Problem to solve:
Aside from the pictures, the entries should be given again exactly.

Provided information:

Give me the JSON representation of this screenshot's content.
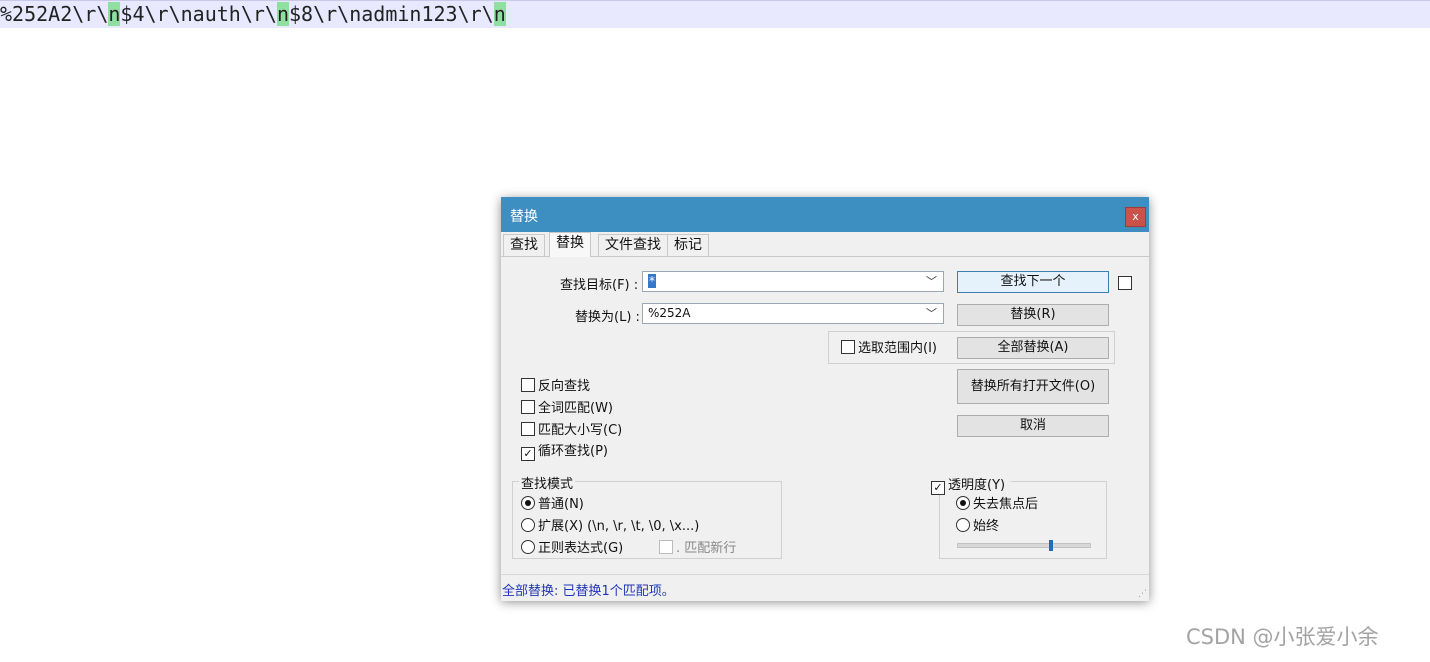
{
  "editor": {
    "segments": [
      {
        "text": "%252A2\\r\\",
        "hl": false
      },
      {
        "text": "n",
        "hl": true
      },
      {
        "text": "$4\\r\\nauth\\r\\",
        "hl": false
      },
      {
        "text": "n",
        "hl": true
      },
      {
        "text": "$8\\r\\nadmin123\\r\\",
        "hl": false
      },
      {
        "text": "n",
        "hl": true
      }
    ]
  },
  "dialog": {
    "title": "替换",
    "close_label": "x",
    "tabs": [
      "查找",
      "替换",
      "文件查找",
      "标记"
    ],
    "find_label": "查找目标(F) :",
    "find_value": "*",
    "replace_label": "替换为(L) :",
    "replace_value": "%252A",
    "in_selection_label": "选取范围内(I)",
    "buttons": {
      "find_next": "查找下一个",
      "replace": "替换(R)",
      "replace_all": "全部替换(A)",
      "replace_all_open": "替换所有打开文件(O)",
      "cancel": "取消"
    },
    "options": [
      {
        "label": "反向查找",
        "checked": false
      },
      {
        "label": "全词匹配(W)",
        "checked": false
      },
      {
        "label": "匹配大小写(C)",
        "checked": false
      },
      {
        "label": "循环查找(P)",
        "checked": true
      }
    ],
    "search_mode": {
      "title": "查找模式",
      "normal": "普通(N)",
      "extended": "扩展(X) (\\n, \\r, \\t, \\0, \\x...)",
      "regex": "正则表达式(G)",
      "dot_newline": ". 匹配新行",
      "selected": "normal"
    },
    "transparency": {
      "title": "透明度(Y)",
      "checked": true,
      "on_lose_focus": "失去焦点后",
      "always": "始终",
      "selected": "on_lose_focus",
      "level": 0.7
    },
    "status": "全部替换: 已替换1个匹配项。"
  },
  "watermark": "CSDN @小张爱小余"
}
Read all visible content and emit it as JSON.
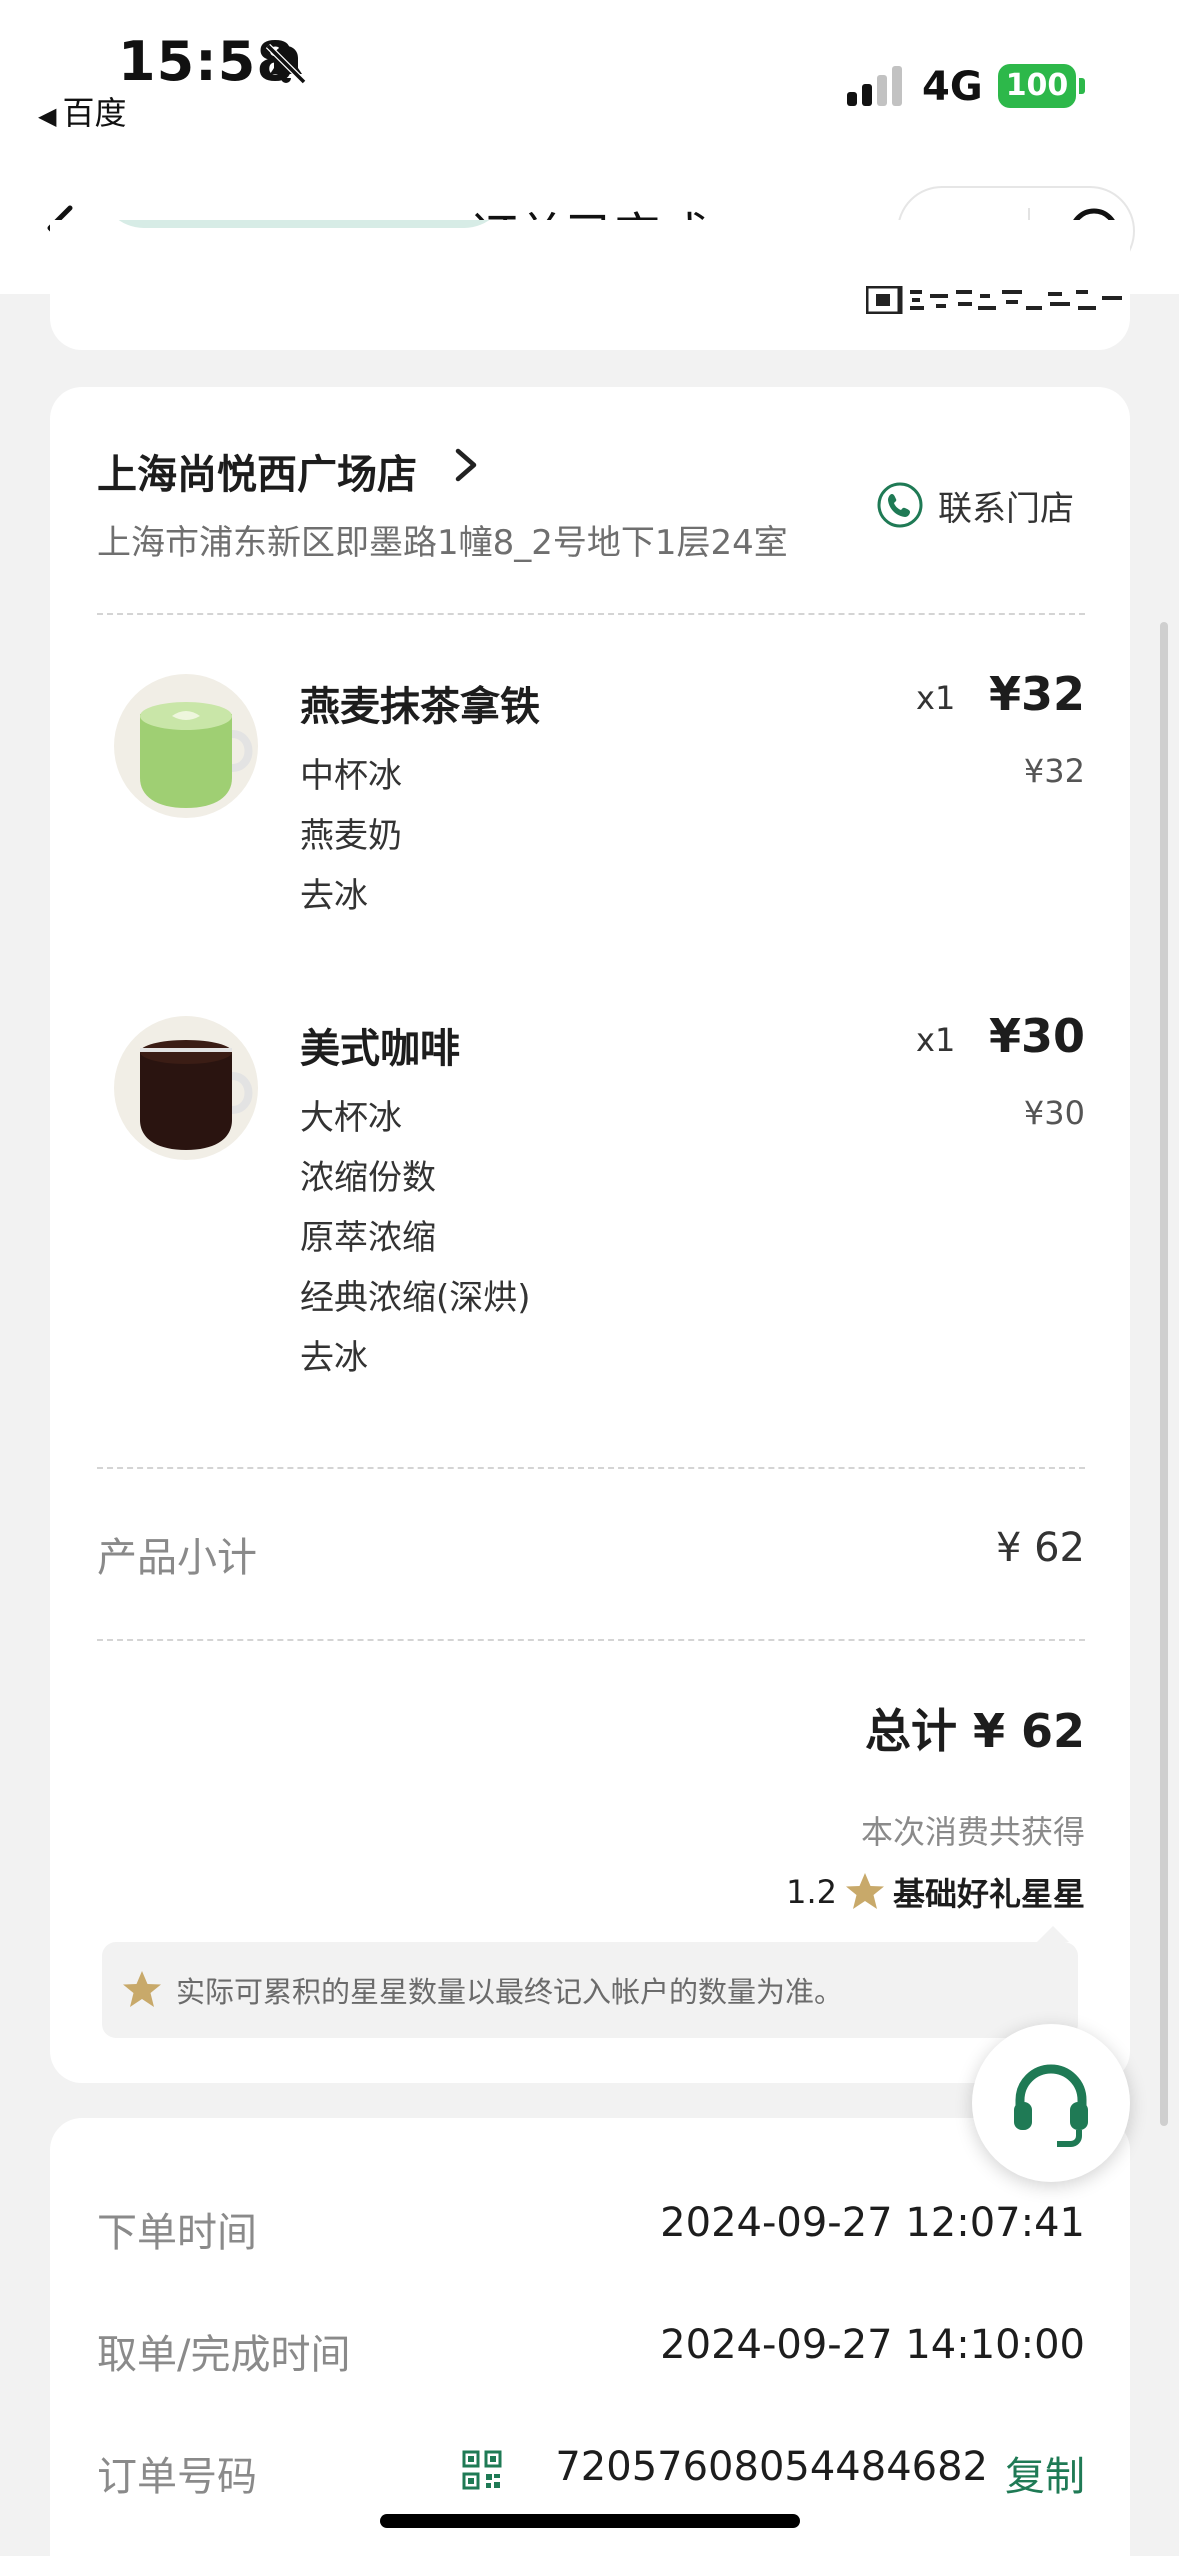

Solution to this exercise:
Give me the JSON representation of this screenshot's content.
{
  "editor": {
    "segments": [
      {
        "text": "%252A2\\r\\",
        "hl": false
      },
      {
        "text": "n",
        "hl": true
      },
      {
        "text": "$4\\r\\nauth\\r\\",
        "hl": false
      },
      {
        "text": "n",
        "hl": true
      },
      {
        "text": "$8\\r\\nadmin123\\r\\",
        "hl": false
      },
      {
        "text": "n",
        "hl": true
      }
    ]
  },
  "dialog": {
    "title": "替换",
    "close_label": "x",
    "tabs": [
      "查找",
      "替换",
      "文件查找",
      "标记"
    ],
    "find_label": "查找目标(F) :",
    "find_value": "*",
    "replace_label": "替换为(L) :",
    "replace_value": "%252A",
    "in_selection_label": "选取范围内(I)",
    "buttons": {
      "find_next": "查找下一个",
      "replace": "替换(R)",
      "replace_all": "全部替换(A)",
      "replace_all_open": "替换所有打开文件(O)",
      "cancel": "取消"
    },
    "options": [
      {
        "label": "反向查找",
        "checked": false
      },
      {
        "label": "全词匹配(W)",
        "checked": false
      },
      {
        "label": "匹配大小写(C)",
        "checked": false
      },
      {
        "label": "循环查找(P)",
        "checked": true
      }
    ],
    "search_mode": {
      "title": "查找模式",
      "normal": "普通(N)",
      "extended": "扩展(X) (\\n, \\r, \\t, \\0, \\x...)",
      "regex": "正则表达式(G)",
      "dot_newline": ". 匹配新行",
      "selected": "normal"
    },
    "transparency": {
      "title": "透明度(Y)",
      "checked": true,
      "on_lose_focus": "失去焦点后",
      "always": "始终",
      "selected": "on_lose_focus",
      "level": 0.7
    },
    "status": "全部替换: 已替换1个匹配项。"
  },
  "watermark": "CSDN @小张爱小余"
}
Read all visible content and emit it as JSON.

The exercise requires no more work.